DON’T scare the horses. Usually it’s a warning issued in jest. Careful now! Don’t cause a scene. Keep any scandalous behaviour in the private domain.

But now the risk of horses being scared has been cited by the Metropolitan Police as justification for arresting three people in the early hours of Saturday morning in Soho on suspicion of conspiracy to commit public nuisance. Among the items seized were “a number of rape alarms”.

Initially, the force tweeted that it had received intelligence indicating that “people were planning to throw rape alarms” to disrupt the King’s coronation procession. It subsequently deleted that claim and instead stated that it believed “people were planning to use rape alarms to disrupt the coronation procession”.

As if it weren’t already concerning enough that possession of rape alarms was being treated this way by, of all forces, the Metropolitan Police, it then emerged that at the time of their arrest, the trio were volunteering as part of a scheme to help women on nights out. Odd that they were out at 2am on Saturday morning, carrying rape alarms as part of their volunteering roles, if they were planning to disrupt the coronation later on the same day.

Westminster’s Night Stars initiative offers “assistance and support to women and those in need or who are vulnerable due to intoxication”, with volunteers wearing pink reflective vests bearing various logos including that of one of its partners: the Metropolitan Police.
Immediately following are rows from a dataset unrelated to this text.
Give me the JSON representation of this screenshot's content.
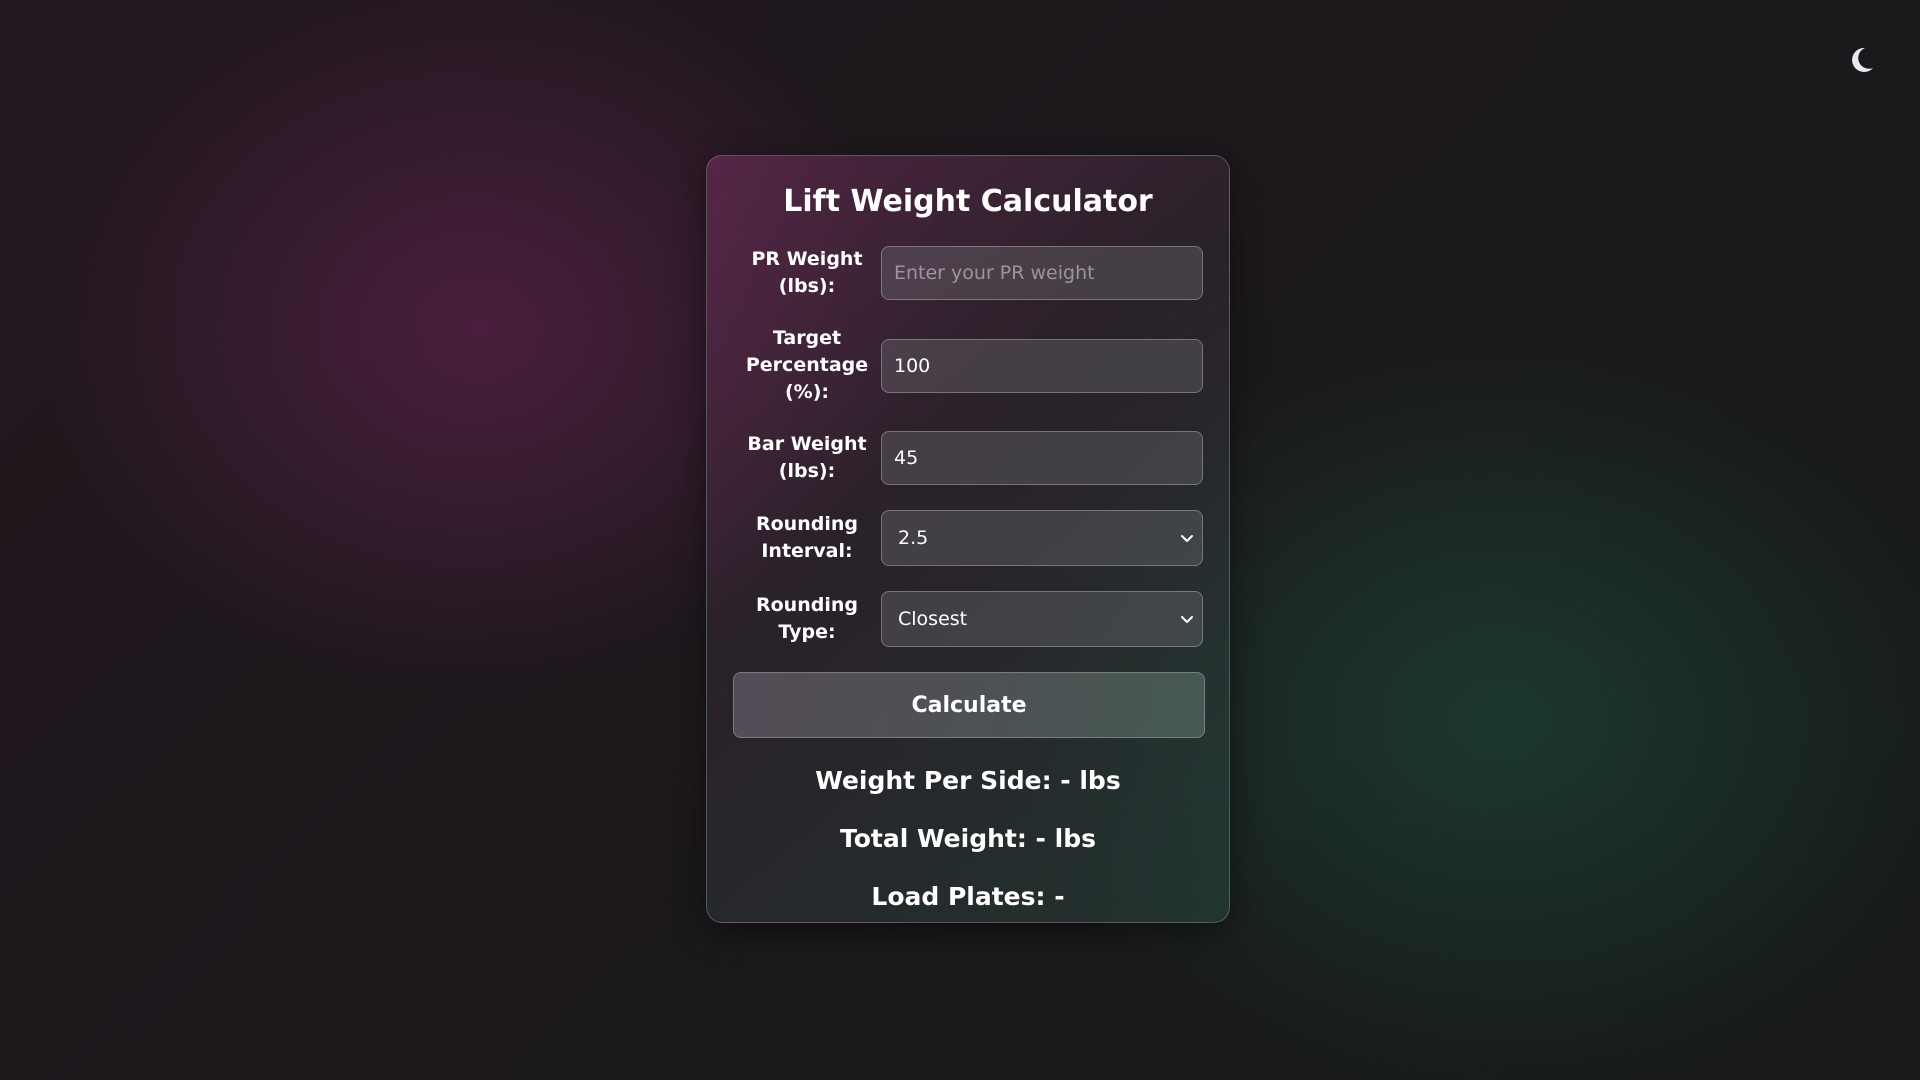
{
  "theme_toggle": {
    "icon": "moon-icon"
  },
  "calculator": {
    "title": "Lift Weight Calculator",
    "fields": {
      "pr_weight": {
        "label": "PR Weight (lbs):",
        "value": "",
        "placeholder": "Enter your PR weight"
      },
      "target_percentage": {
        "label": "Target Percentage (%):",
        "value": "100"
      },
      "bar_weight": {
        "label": "Bar Weight (lbs):",
        "value": "45"
      },
      "rounding_interval": {
        "label": "Rounding Interval:",
        "selected": "2.5"
      },
      "rounding_type": {
        "label": "Rounding Type:",
        "selected": "Closest"
      }
    },
    "calculate_label": "Calculate",
    "results": {
      "weight_per_side": "Weight Per Side: - lbs",
      "total_weight": "Total Weight: - lbs",
      "load_plates": "Load Plates: -"
    }
  },
  "colors": {
    "text": "#ffffff",
    "accent_left": "#6e2456",
    "accent_right": "#1e6448"
  }
}
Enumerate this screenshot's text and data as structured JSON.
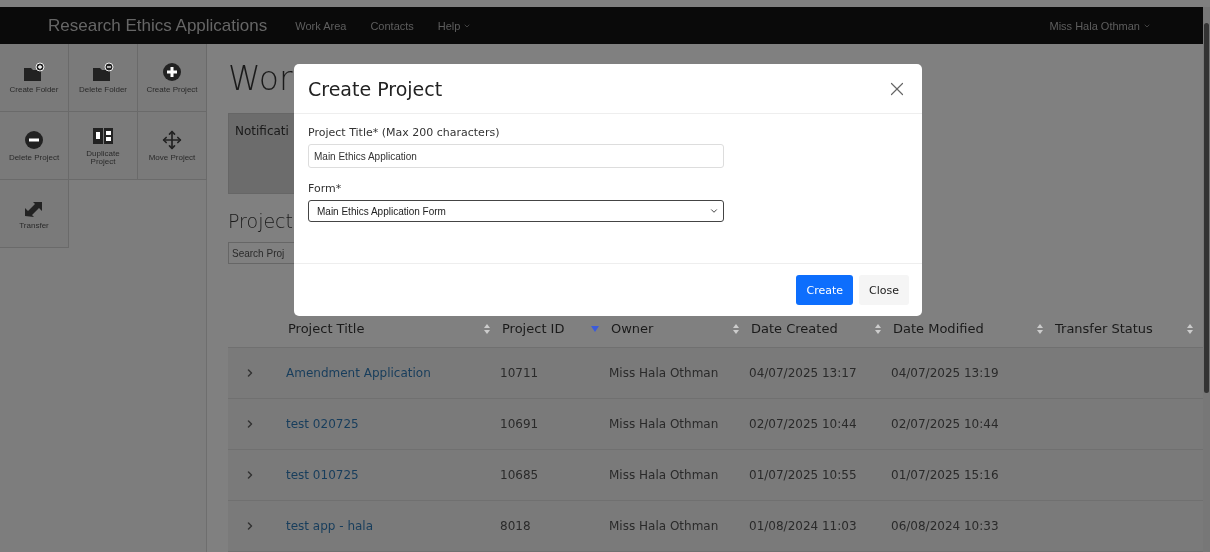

It is, of course, debatable whether glimpsing that logo would provide reassurance to a drunk woman alone on the streets in need of help.

Searching for comments in praise of how the coronation weekend was policed, I entered the phrase “Metropolitan Police hailed” into Google. “Did you mean: met police jailed?” it asked, showing me a disturbing array of news stories about criminal policemen: David Carrick, the serial rapist who considered himself “untouchable” due to his job; Liam Boshein, who was jailed after sending a “frankly repulsive” extreme pornographic image to a trainee colleague as “banter”; Thomas Andrews, who assaulted a woman by pushing her to the ground and received both a prison sentence and restraining order; and Sam Grigg, who tied up his female housemate with duct tape and when threatened with being reported said: “Who are you going to tell? I’m the police.”

It remains to be seen what further action, if any, results from the arrests of the Night Stars volunteers, one of whom is a supporter of Extinction Rebellion and had an XR badge on his hat, but the very suggestion that possession of rape alarms might be treated similarly to the possession of super-strength glue, or the bamboo structures used by groups like Extinction Rebellion to create blockades, is alarming indeed.

READ MORE: Dominic Raab's plan to scrap Human Rights Act 'won’t be coming back'

I was struck by one comment on Twitter that dismissed the possibility there might be legitimate reasons to hand out rape alarms on the night before the coronation, “when the streets were full of people camping out, thousands of police on duty and the anti-monarchists thought woman [sic] would be raped”.

Yes, because we all know that spontaneous tent villages are safe havens where no-one is ever harmed, and that women always loudly call out for a nearby police officer when being subjected to sexual assault, never freezing in fear.

Perhaps the tweeter missed the news that a man was last year charged with two counts of sexual assault after allegedly exposing himself and pushing into two women as they all stood in the long queue to see the Queen’s coffin lying in state.

The Mail on Sunday reported last month of “Extremists’ vile plot to spook king’s horses with rape alarms”. Professor Colin Davis, a psychology professor and regular participant in Extinction Rebellion protests, highlights that the story appears to draw a link between this “vile plot” and groups of both environmental activists and republicans. One might think it strange that either of those groups – especially the former – would choose to target animals as part of a protest.

Davis notes that in addition to reporting on the claims about rape alarms from “security sources”, the Mail on Sunday found a tweet from the English Constitution Party, which stated: “Coronation eggs welcome. Bring rape alarms.” He suggests that “quite possibly the claims about plans to throw alarms was a conflation with the eggs”.

The Metropolitan Police announced in advance of last weekend that their “tolerance for disruption” would be low, and that they would “deal robustly with anyone intent on undermining this celebration”. Is it the role of the police to ensure celebrations are not “undermined”? Ensuring public safety is one thing – but it’s unclear how confiscating republican placards contributed to that aim.

Perhaps it will turn out that the late-night volunteering was an ingenious cover story for a plan to startle horses and cause coronation carnage hours later. The alternative – that the police set out to find someone, anyone, carrying rape alarms to arrest – does not bear thinking about.